Single Shankarum Smart Phone Simranum Movie Synopsis: A smart deliveryman named Shankar finds a smartphone with an AI bot built in. As Simran, an AI that interacts with Shankar, falls madly in love with him, trouble ensues.
Cast: Shiva, Megha Akash, Mano, Anju Kurian
Director: Vignesh Sha
Single Shankarum Smart Phone Simranum Movie Review: Have you ever wished to watch a fight between Iron Man and Agila Ulaga Superstar Shiva? Your interest in Single Shankarum Smartphone Simranum (SSSS), which opens with the direct warning, “Don’t look for logic in this film,” will depend on your response. Of then, why bother with superfluous ideas like logic or aim when a very condensed and watered-down version of Spike Jonze’s iconic Her is unfolding on screen? In a movie where even the most inane of lines are saved by Shiva’s caustic humour, he gives his greatest performance as food delivery CEO Shankar. Shiva’s most recent performance, SSSS, albeit one of his better ones, doesn’t do his strengths credit. In contrast to Love Today, a successful short film-to-feature film upgrade, director Vignesh Sha creates a longer version of his own short film, Iphone Siriyum Aynavaram Raviyum. But, SSSS is a mediocre translation.
Shankar develops a relationship with the AI in his phone in this instance as well, just like She did in Her. The filmmakers chose the perspective of a “single” scientist (Sha Ra) who wants to create an AI that would act as his partner in an effort to distance themselves from similarities to Her. This deprives the movie of its subtleties and puts it squarely in the realm of ludicrous comedy, yet it really works for SSSS.
Simran, the AI with a thinking process of her own and the capacity to feel for things, people, and the like, is played by Megha Akash, who does it admirably. It’s an intriguing topic that we also saw addressed in Indian movies, such as our own Enthiran, and it also brings up the jealousy and possessiveness issue. Yet once more, the SSSS filmmakers are out forward about pitching the movie as a comedy and nothing else. SSSS works more often than it doesn’t as long as the jokes are delivered by performers like KPY Bala, Ma Ka Pa Anandh, and of course, Shiva. Yet, when the effort of making the flimsy plot into a feature-length movie begins to show, the movie flatters to fool.
In actuality, it is these embellishments that reduce SSSS’s involvement level. The movie gets off to a rather great start, delivering hit after hit.
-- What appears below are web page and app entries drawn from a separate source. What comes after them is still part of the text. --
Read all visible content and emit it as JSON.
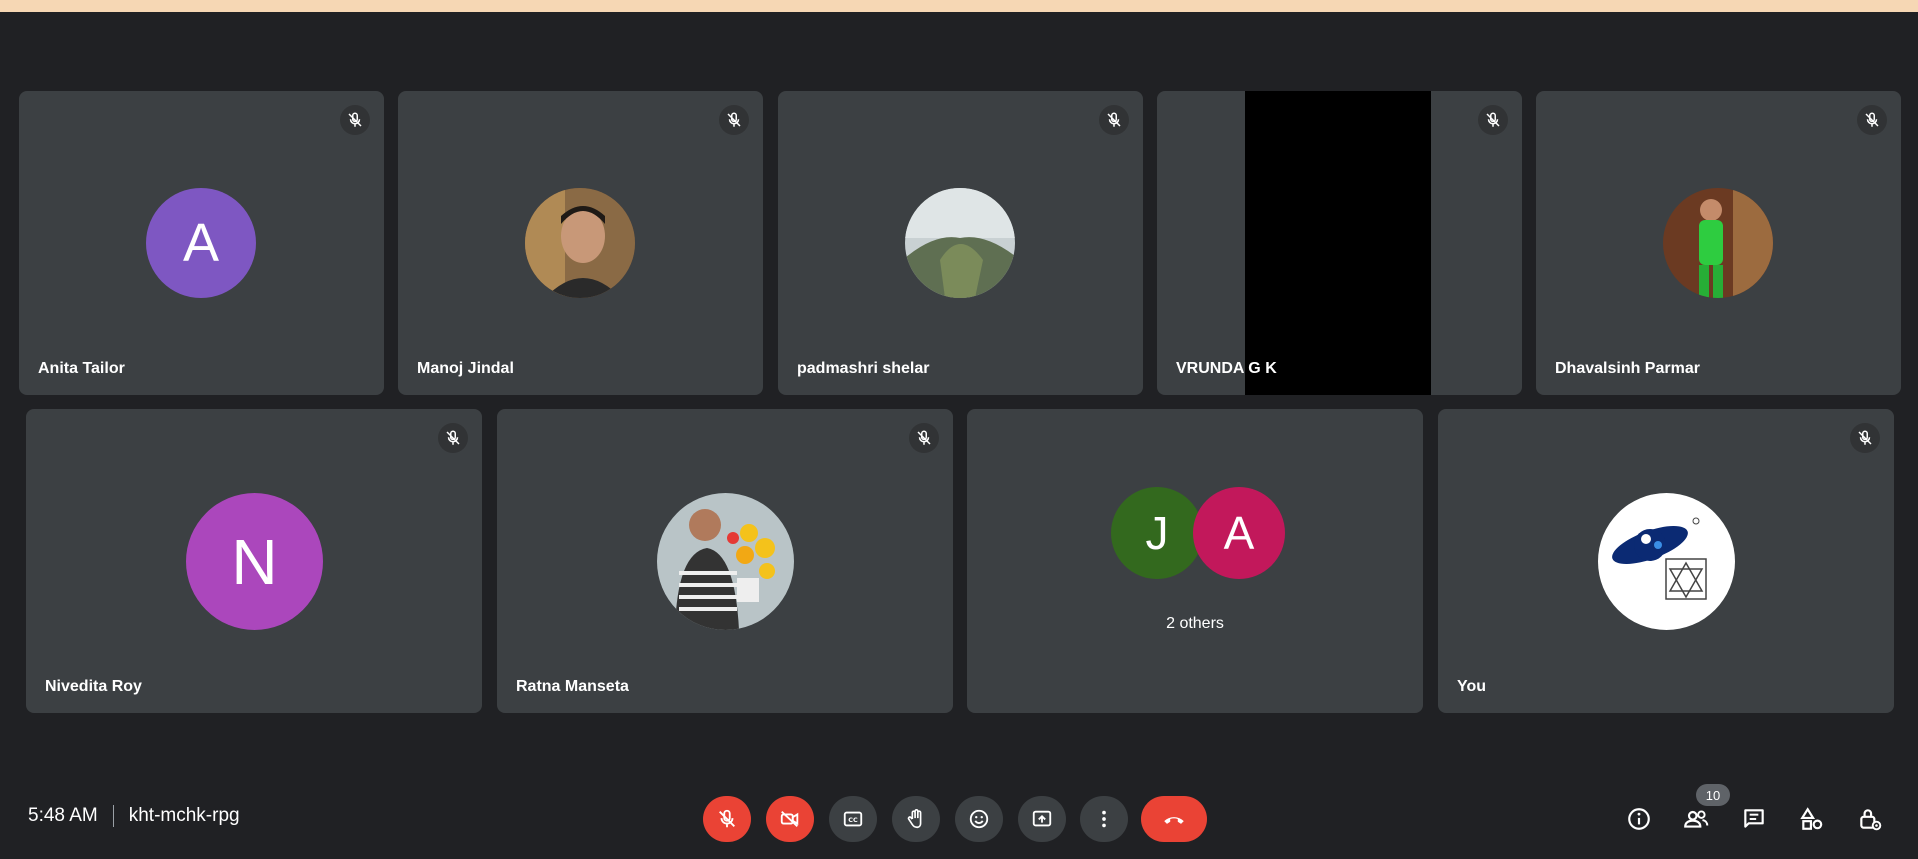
{
  "participants": [
    {
      "name": "Anita Tailor",
      "initial": "A",
      "avatar_color": "#7e57c2"
    },
    {
      "name": "Manoj Jindal",
      "avatar": "photo-man"
    },
    {
      "name": "padmashri shelar",
      "avatar": "photo-landscape"
    },
    {
      "name": "VRUNDA G K",
      "avatar": "video-black"
    },
    {
      "name": "Dhavalsinh Parmar",
      "avatar": "photo-child"
    },
    {
      "name": "Nivedita Roy",
      "initial": "N",
      "avatar_color": "#ab47bc"
    },
    {
      "name": "Ratna Manseta",
      "avatar": "photo-woman-flowers"
    },
    {
      "name": "You",
      "avatar": "logo"
    }
  ],
  "others": {
    "label": "2 others",
    "initials": [
      "J",
      "A"
    ],
    "colors": [
      "#33691e",
      "#c2185b"
    ]
  },
  "meeting": {
    "time": "5:48 AM",
    "code": "kht-mchk-rpg"
  },
  "people_count": "10",
  "colors": {
    "background": "#202124",
    "tile": "#3c4043",
    "danger": "#ea4335",
    "top_strip": "#f6d7b4"
  },
  "controls": [
    {
      "name": "mic-off-icon",
      "state": "off"
    },
    {
      "name": "camera-off-icon",
      "state": "off"
    },
    {
      "name": "captions-icon"
    },
    {
      "name": "raise-hand-icon"
    },
    {
      "name": "emoji-icon"
    },
    {
      "name": "present-icon"
    },
    {
      "name": "more-options-icon"
    },
    {
      "name": "end-call-icon"
    }
  ],
  "right_controls": [
    {
      "name": "info-icon"
    },
    {
      "name": "people-icon"
    },
    {
      "name": "chat-icon"
    },
    {
      "name": "activities-icon"
    },
    {
      "name": "host-controls-icon"
    }
  ]
}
SSSS nails recognisable but effective beats, whether it is a funny example of “father-zoning” or Shankar advocating for the dignity of labour and his relationship with his single father (a skilled Guy who tries a little too much). It’s an intriguing idea that would have sounded great on paper to make a science fiction movie into a crazy comedy of mistakes in the vein of Sundar C. However there is a lot to be desired about how these many strands are woven into the main story.
Anju Kurian’s Tulsi, a fellow social media celebrity, and Shankar’s romance begin on rocky footing and show signs of promise before finally fizzling out. This also applies to Mano’s “paakaadha kaadhal” with a bank client. There are many murky places in the movie’s romance, and not everything can be overlooked in the name of humour. Nevertheless, it’s also important to realise that the movie isn’t taking itself too seriously. It also helps that a strong Shiva is at the centre of the action, as he ensures that even when the movie veers off course, his charisma and comedic timing keep the audience entertained.
Although we are aware of Simran’s influence in turning Shankar into an overnight phenomenon, this doesn’t come through on screen as a very significant action. There are several flaws that indicate literary errors rather than creative licence used in the movies. A modern-day Aladdin and the Genie may have emerged through SSSS, with the latter being enraged at the pauper-turned-prince and intending to return him to poverty. Even though this is the arc that SSSS follows, it is ineffective in any way. Why use antiquated story devices while discussing such futuristic subjects?
The last act turns out to be overly infantile after tackling several subjects with a surprising level of maturity. There is an overpowering sensation of dissatisfaction when major story issues are hurriedly resolved in the last act. So, when I was leaving SSSS after the last act, in which Simran commandeers the technology in a lecture hall and summons a dinosaur to life, I couldn’t help but smile at the idea of a scientist named Maadhesh who was dressed in jeans.